What do you notice on the abdominal CT?.
Our patient had pneumobilia. This can be a benign condition or it may be a serious condition. In the case of our patient he had a bile duct injury in the past and underwent a bepatico-duodenostomy which explains the air in the biliary tree. Other common conditions associated with pneumobilia include: an incompetent sphincter of Oddi or a spontaneous biliary enteric fistula. Serious conditions include gas forming organisms or an emphysematous gall bladder.
Pneumobilia is to be distinguished from gas in the portal venous system. This can indicate severe abdominal pathology requiring urgent operative intervention as in cases of ischemic bowel. . Gas in the portal venous system was first described by Wolfe in infants with necrotizing enterocolitis. Portal venous gas tends to flow to the periphery of the liver( within 2 cm of the liver edge) while biliary gas is more central.
Our patient was admitted with fever and found to have pneumonia. He was successfully treated and discharged. Incidentally, large a large amount of stool was seen in the colon compatible with his known chronic constipation.

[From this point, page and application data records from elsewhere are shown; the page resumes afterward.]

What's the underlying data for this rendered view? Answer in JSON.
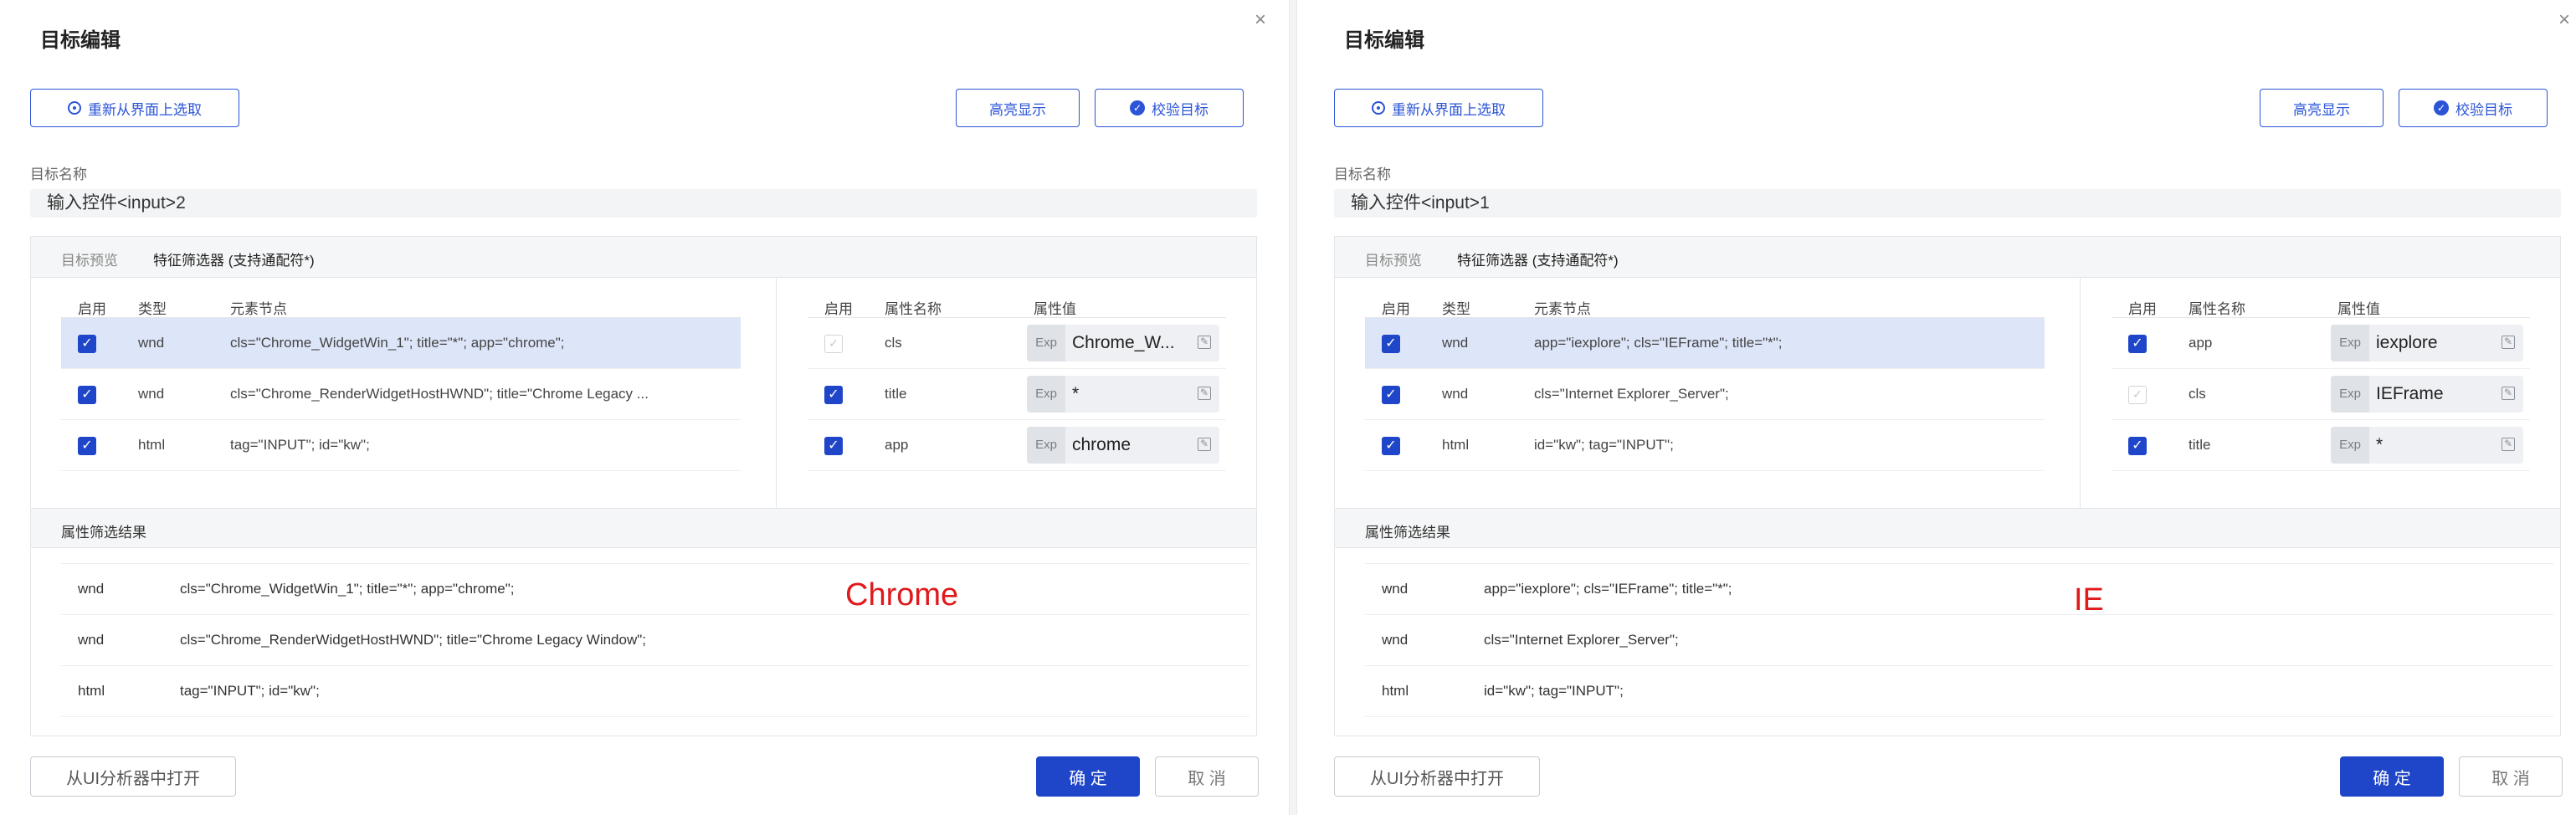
{
  "panels": [
    {
      "title": "目标编辑",
      "reselect_label": "重新从界面上选取",
      "highlight_label": "高亮显示",
      "verify_label": "校验目标",
      "name_label": "目标名称",
      "name_value": "输入控件<input>2",
      "tabs": [
        "目标预览",
        "特征筛选器 (支持通配符*)"
      ],
      "node_columns": [
        "启用",
        "类型",
        "元素节点"
      ],
      "nodes": [
        {
          "type": "wnd",
          "node": "cls=\"Chrome_WidgetWin_1\"; title=\"*\"; app=\"chrome\";"
        },
        {
          "type": "wnd",
          "node": "cls=\"Chrome_RenderWidgetHostHWND\"; title=\"Chrome Legacy ..."
        },
        {
          "type": "html",
          "node": "tag=\"INPUT\"; id=\"kw\";"
        }
      ],
      "attr_columns": [
        "启用",
        "属性名称",
        "属性值"
      ],
      "attrs": [
        {
          "name": "cls",
          "exp": "Exp",
          "value": "Chrome_W...",
          "enabled": false
        },
        {
          "name": "title",
          "exp": "Exp",
          "value": "*",
          "enabled": true
        },
        {
          "name": "app",
          "exp": "Exp",
          "value": "chrome",
          "enabled": true
        }
      ],
      "results_title": "属性筛选结果",
      "results": [
        {
          "type": "wnd",
          "value": "cls=\"Chrome_WidgetWin_1\"; title=\"*\"; app=\"chrome\";"
        },
        {
          "type": "wnd",
          "value": "cls=\"Chrome_RenderWidgetHostHWND\"; title=\"Chrome Legacy Window\";"
        },
        {
          "type": "html",
          "value": "tag=\"INPUT\"; id=\"kw\";"
        }
      ],
      "annotation": "Chrome",
      "uia_label": "从UI分析器中打开",
      "ok_label": "确 定",
      "cancel_label": "取 消"
    },
    {
      "title": "目标编辑",
      "reselect_label": "重新从界面上选取",
      "highlight_label": "高亮显示",
      "verify_label": "校验目标",
      "name_label": "目标名称",
      "name_value": "输入控件<input>1",
      "tabs": [
        "目标预览",
        "特征筛选器 (支持通配符*)"
      ],
      "node_columns": [
        "启用",
        "类型",
        "元素节点"
      ],
      "nodes": [
        {
          "type": "wnd",
          "node": "app=\"iexplore\"; cls=\"IEFrame\"; title=\"*\";"
        },
        {
          "type": "wnd",
          "node": "cls=\"Internet Explorer_Server\";"
        },
        {
          "type": "html",
          "node": "id=\"kw\"; tag=\"INPUT\";"
        }
      ],
      "attr_columns": [
        "启用",
        "属性名称",
        "属性值"
      ],
      "attrs": [
        {
          "name": "app",
          "exp": "Exp",
          "value": "iexplore",
          "enabled": true
        },
        {
          "name": "cls",
          "exp": "Exp",
          "value": "IEFrame",
          "enabled": false
        },
        {
          "name": "title",
          "exp": "Exp",
          "value": "*",
          "enabled": true
        }
      ],
      "results_title": "属性筛选结果",
      "results": [
        {
          "type": "wnd",
          "value": "app=\"iexplore\"; cls=\"IEFrame\"; title=\"*\";"
        },
        {
          "type": "wnd",
          "value": "cls=\"Internet Explorer_Server\";"
        },
        {
          "type": "html",
          "value": "id=\"kw\"; tag=\"INPUT\";"
        }
      ],
      "annotation": "IE",
      "uia_label": "从UI分析器中打开",
      "ok_label": "确 定",
      "cancel_label": "取 消"
    }
  ],
  "icons": {
    "close": "close-icon",
    "reselect": "crosshair-icon",
    "verify": "check-circle-icon",
    "checkbox": "checkbox-checked-icon",
    "edit": "edit-icon"
  },
  "colors": {
    "primary": "#1f45c9",
    "selected_row": "#dde5f8",
    "annotation": "#e0191b"
  }
}
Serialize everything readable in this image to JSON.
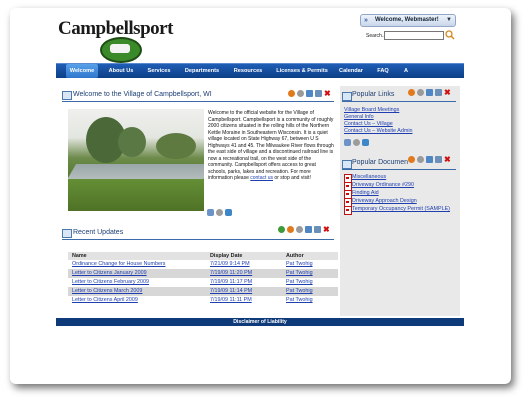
{
  "site": {
    "logo_text": "Campbellsport",
    "welcome_label": "Welcome, Webmaster!",
    "search_label": "Search..."
  },
  "nav": {
    "items": [
      {
        "label": "Welcome",
        "active": true
      },
      {
        "label": "About Us"
      },
      {
        "label": "Services"
      },
      {
        "label": "Departments"
      },
      {
        "label": "Resources"
      },
      {
        "label": "Licenses & Permits"
      },
      {
        "label": "Calendar"
      },
      {
        "label": "FAQ"
      },
      {
        "label": "A"
      }
    ]
  },
  "welcome_panel": {
    "title": "Welcome to the Village of Campbellsport, WI",
    "text_before_link": "Welcome to the official website for the Village of Campbellsport.  Campbellsport is a community of roughly 2000 citizens situated in the rolling hills of the Northern Kettle Moraine in Southeastern Wisconsin.  It is a quiet village located on State Highway 67, between U S Highways 41 and 45.  The Milwaukee River flows through the east side of village and a discontinued railroad line is now a recreational trail, on the west side of the community.  Campbellsport offers access to great schools, parks, lakes and recreation.  For more information please ",
    "link_text": "contact us",
    "text_after_link": " or stop and visit!"
  },
  "recent_updates": {
    "title": "Recent Updates",
    "columns": [
      "Name",
      "Display Date",
      "Author"
    ],
    "rows": [
      {
        "name": "Ordinance Change for House Numbers",
        "date": "7/21/09 9:14 PM",
        "author": "Pat Twohig"
      },
      {
        "name": "Letter to Citizens January 2009",
        "date": "7/19/09 11:20 PM",
        "author": "Pat Twohig"
      },
      {
        "name": "Letter to Citizens February 2009",
        "date": "7/19/09 11:17 PM",
        "author": "Pat Twohig"
      },
      {
        "name": "Letter to Citizens March 2009",
        "date": "7/19/09 11:14 PM",
        "author": "Pat Twohig"
      },
      {
        "name": "Letter to Citizens April 2009",
        "date": "7/19/09 11:11 PM",
        "author": "Pat Twohig"
      }
    ]
  },
  "popular_links": {
    "title": "Popular Links",
    "items": [
      "Village Board Meetings",
      "General Info",
      "Contact Us – Village",
      "Contact Us – Website Admin"
    ]
  },
  "popular_documents": {
    "title": "Popular Documents",
    "items": [
      "Miscellaneous",
      "Driveway Ordinance #290",
      "Finding Aid",
      "Driveway Approach Design",
      "Temporary Occupancy Permit (SAMPLE)"
    ]
  },
  "footer": {
    "label": "Disclaimer of Liability"
  },
  "colors": {
    "nav_bg": "#0c3e86",
    "nav_active": "#3a86d8",
    "link": "#1f3fb0",
    "footer_bg": "#0f3a7a"
  }
}
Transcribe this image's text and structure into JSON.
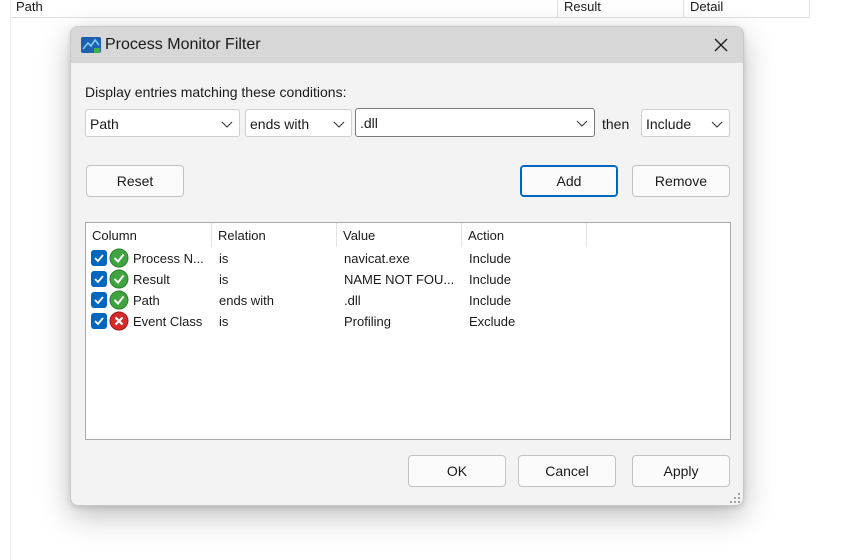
{
  "background": {
    "columns": {
      "path": "Path",
      "result": "Result",
      "detail": "Detail"
    }
  },
  "dialog": {
    "title": "Process Monitor Filter",
    "prompt": "Display entries matching these conditions:",
    "column_select": "Path",
    "relation_select": "ends with",
    "value_input": ".dll",
    "then_label": "then",
    "action_select": "Include",
    "reset_label": "Reset",
    "add_label": "Add",
    "remove_label": "Remove",
    "list_headers": {
      "column": "Column",
      "relation": "Relation",
      "value": "Value",
      "action": "Action"
    },
    "rows": [
      {
        "checked": true,
        "status": "include",
        "column": "Process N...",
        "relation": "is",
        "value": "navicat.exe",
        "action": "Include"
      },
      {
        "checked": true,
        "status": "include",
        "column": "Result",
        "relation": "is",
        "value": "NAME NOT FOU...",
        "action": "Include"
      },
      {
        "checked": true,
        "status": "include",
        "column": "Path",
        "relation": "ends with",
        "value": ".dll",
        "action": "Include"
      },
      {
        "checked": true,
        "status": "exclude",
        "column": "Event Class",
        "relation": "is",
        "value": "Profiling",
        "action": "Exclude"
      }
    ],
    "ok_label": "OK",
    "cancel_label": "Cancel",
    "apply_label": "Apply"
  },
  "colors": {
    "accent": "#0067c0",
    "include": "#3fa33f",
    "exclude": "#d42a2a"
  }
}
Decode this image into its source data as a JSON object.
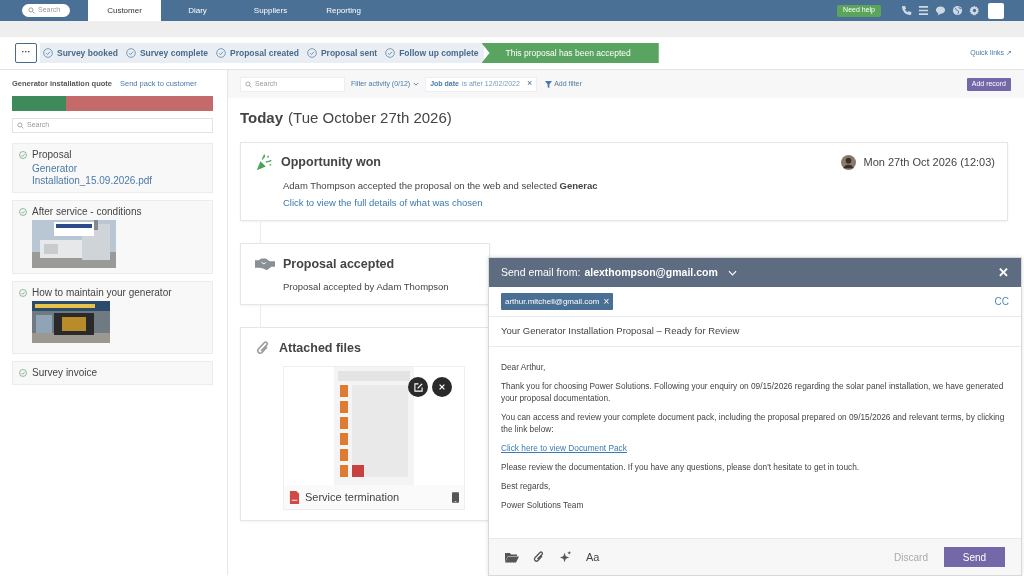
{
  "nav": {
    "search_placeholder": "Search",
    "tabs": [
      {
        "label": "Customer",
        "selected": true
      },
      {
        "label": "Diary",
        "selected": false
      },
      {
        "label": "Suppliers",
        "selected": false
      },
      {
        "label": "Reporting",
        "selected": false
      }
    ],
    "help": "Need help"
  },
  "steps": {
    "more": "···",
    "items": [
      {
        "label": "Survey booked",
        "selected": false
      },
      {
        "label": "Survey complete",
        "selected": false
      },
      {
        "label": "Proposal created",
        "selected": false
      },
      {
        "label": "Proposal sent",
        "selected": false
      },
      {
        "label": "Follow up complete",
        "selected": false
      },
      {
        "label": "This proposal has been accepted",
        "selected": true
      }
    ],
    "quick_links": "Quick links ↗"
  },
  "sidebar": {
    "title": "Generator installation quote",
    "action": "Send pack to customer",
    "level": 0.27,
    "search_placeholder": "Search",
    "items": [
      {
        "kind": "file",
        "title": "Proposal",
        "link": "Generator Installation_15.09.2026.pdf"
      },
      {
        "title": "After service - conditions"
      },
      {
        "title": "How to maintain your generator"
      },
      {
        "kind": "plain",
        "title": "Survey invoice"
      }
    ]
  },
  "toolbar": {
    "search_placeholder": "Search",
    "filter": "Filter activity (0/12)",
    "chip_label": "Job date",
    "chip_text": "is after 12/02/2022",
    "chip_close": "×",
    "add_filter": "Add filter",
    "add_record": "Add record"
  },
  "day": {
    "title": "Today",
    "subtitle": "(Tue October 27th 2026)"
  },
  "cards": [
    {
      "kind": "won",
      "title": "Opportunity won",
      "time": "Mon 27th Oct 2026 (12:03)",
      "text": "Adam Thompson accepted the proposal on the web and selected  **Generac**",
      "link": "Click to view the full details of what was chosen"
    },
    {
      "kind": "accepted",
      "title": "Proposal accepted",
      "text": "Proposal accepted by Adam Thompson"
    },
    {
      "kind": "files",
      "title": "Attached files",
      "file": "Service termination"
    }
  ],
  "email": {
    "from_label": "Send email from:",
    "from": "alexthompson@gmail.com",
    "close": "✕",
    "to": "arthur.mitchell@gmail.com",
    "to_remove": "×",
    "cc": "CC",
    "subject": "Your Generator Installation Proposal – Ready for Review",
    "body": [
      {
        "kind": "text",
        "text": "Dear Arthur,"
      },
      {
        "kind": "text",
        "text": "Thank you for choosing Power Solutions. Following your enquiry on 09/15/2026 regarding the solar panel installation, we have generated your proposal documentation."
      },
      {
        "kind": "text",
        "text": "You can access and review your complete document pack, including the proposal prepared on 09/15/2026 and relevant terms, by clicking the link below:"
      },
      {
        "kind": "link",
        "text": "Click here to view Document Pack"
      },
      {
        "kind": "text",
        "text": "Please review the documentation. If you have any questions, please don't hesitate to get in touch."
      },
      {
        "kind": "text",
        "text": "Best regards,"
      },
      {
        "kind": "text",
        "text": "Power Solutions Team"
      }
    ],
    "font_button": "Aa",
    "discard": "Discard",
    "send": "Send"
  }
}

Sherman SC, Tran J. Pneumobilia: benign or life-threatening. J Emerg Med 2006 Feb;30(2):147-53.
Marshall SF, Polk RC. Spontaneous internal biliary fistula .Surg Clin Normth AM 1958;38:679.
Abboud B, Hachem J, Yazbeck T Doumit C. Hepatic portal venous gas: Physiopathyology, etiology, prognosis and treatment. World J Gastroenterol. 2009 Aug 7;15(29): 3585-3590.